  26. 19Fordy
    Joined: May 17, 2003
    Posts: 6,738

    19Fordy
    Member

  27. SEAAIRE354
    Joined: Sep 7, 2015
    Posts: 140

    SEAAIRE354
    Member

    It sure looks like you’ve found the problem but many years ago I had one were a performance reground cam was used and the journals were cut down .030 and was installed in a set of std size bearing. It had the same oil pressure symptoms that you were having but also had valve train noise due to the valve adjustment was all over the place with the cam bouncing around. Not sure if you are planning on taking it apart that much but maybe worth a look. I ended up locating oversized bearings and that took care of it.


    Sent from my iPhone using H.A.M.B.
     
    Desoto291Hemi likes this.
  28. Martino Bavaro
    Joined: Nov 2, 2014
    Posts: 8

    Martino Bavaro
    Member
    from Toronto

    Exactly.


    Sent from my iPhone using The H.A.M.B. mobile app
     
  29. flatjack
    Joined: Feb 13, 2007
    Posts: 886

    flatjack
    Member

    The standard bushing for the pump pushrod has a .060 drilled in it. As said, without that bushing, you lose a ton of oil pressure. That cup plug would have needed to be long enough to extend down and cover the oil passage hole. The oil then bypasses around the plug to the engine through a cast enlargement around the bushing.
     
  30. Eric Satterfield
    Joined: Aug 2, 2018
    Posts: 190

    Eric Satterfield
    Member

    Thank you all again for the help. I’m new to flathead Fords. Not to cars. I knew something wasn’t right. But I guess I wanted someone to say “Hey they all do that. “.
     
    town sedan likes this.

Share This Page

Register now to get rid of these ads!

Archive
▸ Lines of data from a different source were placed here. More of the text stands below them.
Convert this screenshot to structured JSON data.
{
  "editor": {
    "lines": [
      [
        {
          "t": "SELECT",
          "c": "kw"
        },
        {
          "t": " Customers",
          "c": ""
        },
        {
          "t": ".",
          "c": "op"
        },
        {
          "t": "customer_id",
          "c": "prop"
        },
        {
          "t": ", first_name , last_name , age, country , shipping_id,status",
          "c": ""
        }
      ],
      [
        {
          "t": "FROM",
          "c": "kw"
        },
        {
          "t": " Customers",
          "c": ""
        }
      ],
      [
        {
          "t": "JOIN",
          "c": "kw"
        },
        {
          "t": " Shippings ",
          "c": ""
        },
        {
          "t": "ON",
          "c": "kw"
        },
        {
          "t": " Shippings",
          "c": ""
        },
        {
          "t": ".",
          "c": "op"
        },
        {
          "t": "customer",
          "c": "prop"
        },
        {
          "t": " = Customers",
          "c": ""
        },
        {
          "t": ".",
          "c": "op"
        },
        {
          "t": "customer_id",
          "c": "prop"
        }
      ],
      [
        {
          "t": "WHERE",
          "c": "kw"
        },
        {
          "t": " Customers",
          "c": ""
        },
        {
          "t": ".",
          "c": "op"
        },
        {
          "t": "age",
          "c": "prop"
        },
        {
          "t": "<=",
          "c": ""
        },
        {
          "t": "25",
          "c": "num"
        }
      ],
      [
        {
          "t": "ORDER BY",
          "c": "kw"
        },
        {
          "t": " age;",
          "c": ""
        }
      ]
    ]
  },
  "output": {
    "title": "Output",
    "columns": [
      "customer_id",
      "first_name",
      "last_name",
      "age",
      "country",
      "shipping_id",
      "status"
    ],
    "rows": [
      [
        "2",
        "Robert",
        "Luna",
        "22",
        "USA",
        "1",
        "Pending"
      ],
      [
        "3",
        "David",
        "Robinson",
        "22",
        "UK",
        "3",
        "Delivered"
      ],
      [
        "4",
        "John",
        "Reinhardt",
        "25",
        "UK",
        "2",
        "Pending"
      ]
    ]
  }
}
Copyright © 1995-2020 The Jalopy Journal: Steal our stuff, we'll kick your teeth in. Terms of Service. Privacy Policy.

Atomic Industry
Forum software by XenForo™ ©2010-2014 XenForo Ltd.